At Xeikon, we did an in-depth analysis of different digital label printing technologies (dry toner and liquid toner electrophotography, UV-curable inkjet and water-based inkjet), taking into account quality basics (dot positioning and dot sizes), substrate compatibility and process reliability, as well as characteristics such as look and feel, durability and sustainability.
The results are published in a white paper which is free for download from the Xeikon website.
Based on this analysis, Xeikon generally recommends UV inkjet as the most optimal technology to produce chemical labels, because of the durability benefits this technology offers. Dry toner, however, can also come into play when a high offset quality is desired, in which case a proper protective layer is required. Let’s take a technical look at the decisive factors for choosing the right technology for a given chemical label project.
1. Look and feel
Dry toner gives a matte impression which, by applying a varnish, can give a glossy look. When fine image details (offset quality) is required, this technology is preferable. UV inkjet gives a very high gloss and tactile impression, which can appeal to certain people. The image details are not as sharp as dry toner, but this is not necessarily a requirement. In this case, the choice lies with the brand owner.
2. UV light
Lightfastness is critical for high-quality labels. It is a measure of how well a printed image resists discoloration or fading as a result of exposure to light over time. Products sitting on a store shelf or in a warehouse are often exposed to direct sunlight. The UV affects the color pigments, causing the image to lose its brightness over time. It is a natural process that can be slowed down by adding protective UV layers on top of the label (varnish or laminate). From the start, Xeikon has invested in high-quality pigments used in the dry toner and UV inkjet inks with great lightfastness scores without any additional protective finishing.
3. Chemical resistance
Cross-linked systems are generally highly resistant to chemicals, which explains the performance of UV-curable inkjet inks compared to that of toner: the resins in dry or liquid toner are mostly not cross-linked. Applying chemically-resistant lamination remedies this issue. The chemical resistance of water-based inks is due to the fact that these inks do not contain any components with an affinity for chemical solvents.

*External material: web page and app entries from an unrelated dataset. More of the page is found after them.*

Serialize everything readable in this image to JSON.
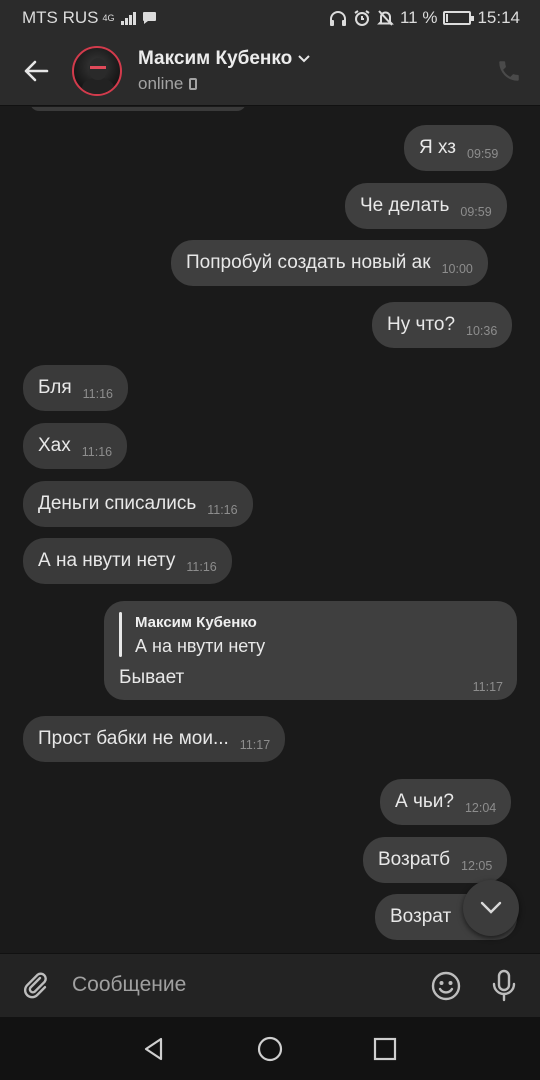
{
  "statusbar": {
    "carrier": "MTS RUS",
    "network": "4G",
    "battery_text": "11 %",
    "battery_level": 0.11,
    "time": "15:14"
  },
  "header": {
    "contact_name": "Максим Кубенко",
    "status": "online"
  },
  "messages": [
    {
      "text": "Я хз",
      "time": "09:59",
      "dir": "out"
    },
    {
      "text": "Че делать",
      "time": "09:59",
      "dir": "out"
    },
    {
      "text": "Попробуй создать новый ак",
      "time": "10:00",
      "dir": "out"
    },
    {
      "text": "Ну что?",
      "time": "10:36",
      "dir": "out"
    },
    {
      "text": "Бля",
      "time": "11:16",
      "dir": "in"
    },
    {
      "text": "Хах",
      "time": "11:16",
      "dir": "in"
    },
    {
      "text": "Деньги списались",
      "time": "11:16",
      "dir": "in"
    },
    {
      "text": "А на нвути нету",
      "time": "11:16",
      "dir": "in"
    },
    {
      "text": "Бывает",
      "time": "11:17",
      "dir": "out",
      "reply_to": {
        "name": "Максим Кубенко",
        "text": "А на нвути нету"
      }
    },
    {
      "text": "Прост бабки не мои...",
      "time": "11:17",
      "dir": "in"
    },
    {
      "text": "А чьи?",
      "time": "12:04",
      "dir": "out"
    },
    {
      "text": "Возратб",
      "time": "12:05",
      "dir": "out"
    },
    {
      "text": "Возрат",
      "time": "",
      "dir": "out"
    }
  ],
  "composer": {
    "placeholder": "Сообщение"
  },
  "icons": {
    "back": "arrow-left-icon",
    "call": "phone-icon",
    "attach": "paperclip-icon",
    "emoji": "smiley-icon",
    "mic": "microphone-icon",
    "scroll": "chevron-down-icon"
  },
  "colors": {
    "background": "#1a1a1a",
    "bubble": "#3a3a3a",
    "avatar_ring": "#d23b4c"
  }
}
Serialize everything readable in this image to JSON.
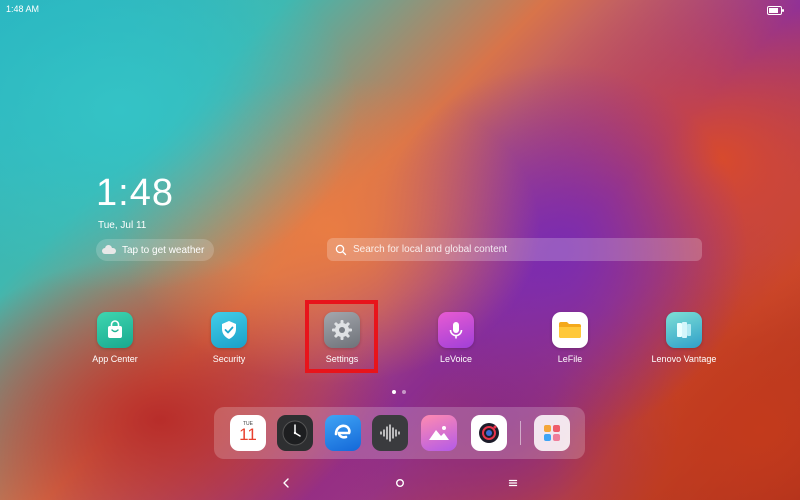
{
  "status_bar": {
    "time": "1:48 AM",
    "battery_level": 0.85
  },
  "lock_widget": {
    "clock": "1:48",
    "date": "Tue, Jul 11",
    "weather_prompt": "Tap to get weather"
  },
  "search": {
    "placeholder": "Search for local and global content"
  },
  "apps": [
    {
      "label": "App Center",
      "icon": "bag-icon"
    },
    {
      "label": "Security",
      "icon": "shield-check-icon"
    },
    {
      "label": "Settings",
      "icon": "gear-icon"
    },
    {
      "label": "LeVoice",
      "icon": "microphone-icon"
    },
    {
      "label": "LeFile",
      "icon": "folder-icon"
    },
    {
      "label": "Lenovo Vantage",
      "icon": "vantage-icon"
    }
  ],
  "highlighted_app": "Settings",
  "page_indicator": {
    "pages": 2,
    "current": 1
  },
  "dock": {
    "calendar_day": "TUE",
    "calendar_date": "11",
    "items": [
      "calendar-icon",
      "clock-icon",
      "browser-icon",
      "voice-recorder-icon",
      "gallery-icon",
      "camera-icon",
      "app-drawer-icon"
    ]
  },
  "colors": {
    "highlight": "#e8141b"
  }
}
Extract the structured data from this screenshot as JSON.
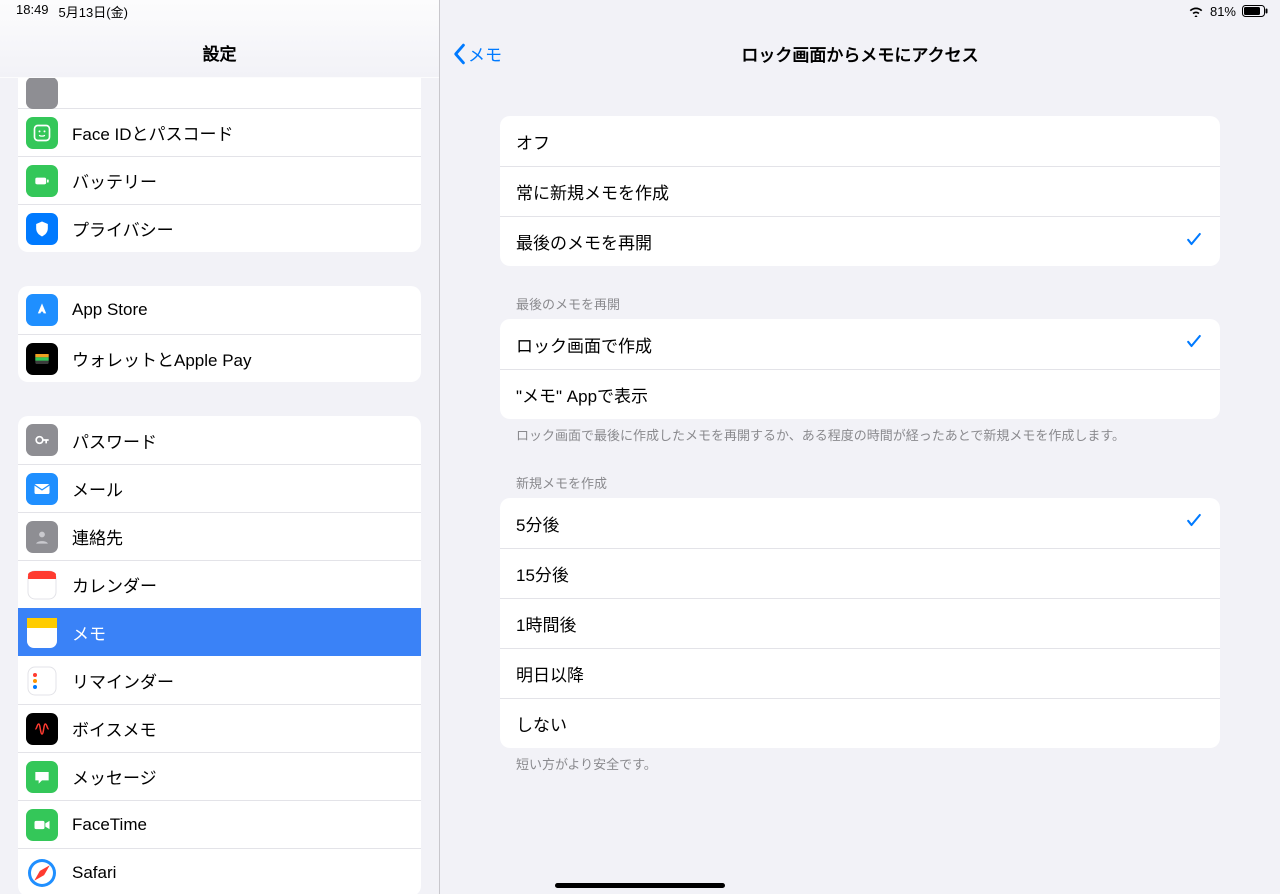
{
  "statusbar": {
    "time": "18:49",
    "date": "5月13日(金)",
    "battery_pct": "81%"
  },
  "sidebar": {
    "title": "設定",
    "groups": [
      {
        "partial": true,
        "items": [
          {
            "name": "partial",
            "label": "",
            "iconBg": "#8e8e93"
          },
          {
            "name": "faceid",
            "label": "Face IDとパスコード",
            "iconBg": "#34c759"
          },
          {
            "name": "battery",
            "label": "バッテリー",
            "iconBg": "#34c759"
          },
          {
            "name": "privacy",
            "label": "プライバシー",
            "iconBg": "#007aff"
          }
        ]
      },
      {
        "items": [
          {
            "name": "appstore",
            "label": "App Store",
            "iconBg": "#1f8fff"
          },
          {
            "name": "wallet",
            "label": "ウォレットとApple Pay",
            "iconBg": "#000"
          }
        ]
      },
      {
        "items": [
          {
            "name": "passwords",
            "label": "パスワード",
            "iconBg": "#8e8e93"
          },
          {
            "name": "mail",
            "label": "メール",
            "iconBg": "#1f8fff"
          },
          {
            "name": "contacts",
            "label": "連絡先",
            "iconBg": "#8e8e93"
          },
          {
            "name": "calendar",
            "label": "カレンダー",
            "iconBg": "#ffffff"
          },
          {
            "name": "notes",
            "label": "メモ",
            "iconBg": "#ffcc00",
            "selected": true
          },
          {
            "name": "reminders",
            "label": "リマインダー",
            "iconBg": "#ffffff"
          },
          {
            "name": "voicememos",
            "label": "ボイスメモ",
            "iconBg": "#000"
          },
          {
            "name": "messages",
            "label": "メッセージ",
            "iconBg": "#34c759"
          },
          {
            "name": "facetime",
            "label": "FaceTime",
            "iconBg": "#34c759"
          },
          {
            "name": "safari",
            "label": "Safari",
            "iconBg": "#1f8fff"
          }
        ]
      }
    ]
  },
  "main": {
    "back_label": "メモ",
    "title": "ロック画面からメモにアクセス",
    "sections": [
      {
        "options": [
          {
            "label": "オフ"
          },
          {
            "label": "常に新規メモを作成"
          },
          {
            "label": "最後のメモを再開",
            "checked": true
          }
        ]
      },
      {
        "header": "最後のメモを再開",
        "options": [
          {
            "label": "ロック画面で作成",
            "checked": true
          },
          {
            "label": "\"メモ\" Appで表示"
          }
        ],
        "footer": "ロック画面で最後に作成したメモを再開するか、ある程度の時間が経ったあとで新規メモを作成します。"
      },
      {
        "header": "新規メモを作成",
        "options": [
          {
            "label": "5分後",
            "checked": true
          },
          {
            "label": "15分後"
          },
          {
            "label": "1時間後"
          },
          {
            "label": "明日以降"
          },
          {
            "label": "しない"
          }
        ],
        "footer": "短い方がより安全です。"
      }
    ]
  }
}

Filip Weymans is VP Global Marketing for Xeikon. For more info, visit www.Flintgrp.com/Labelexpo.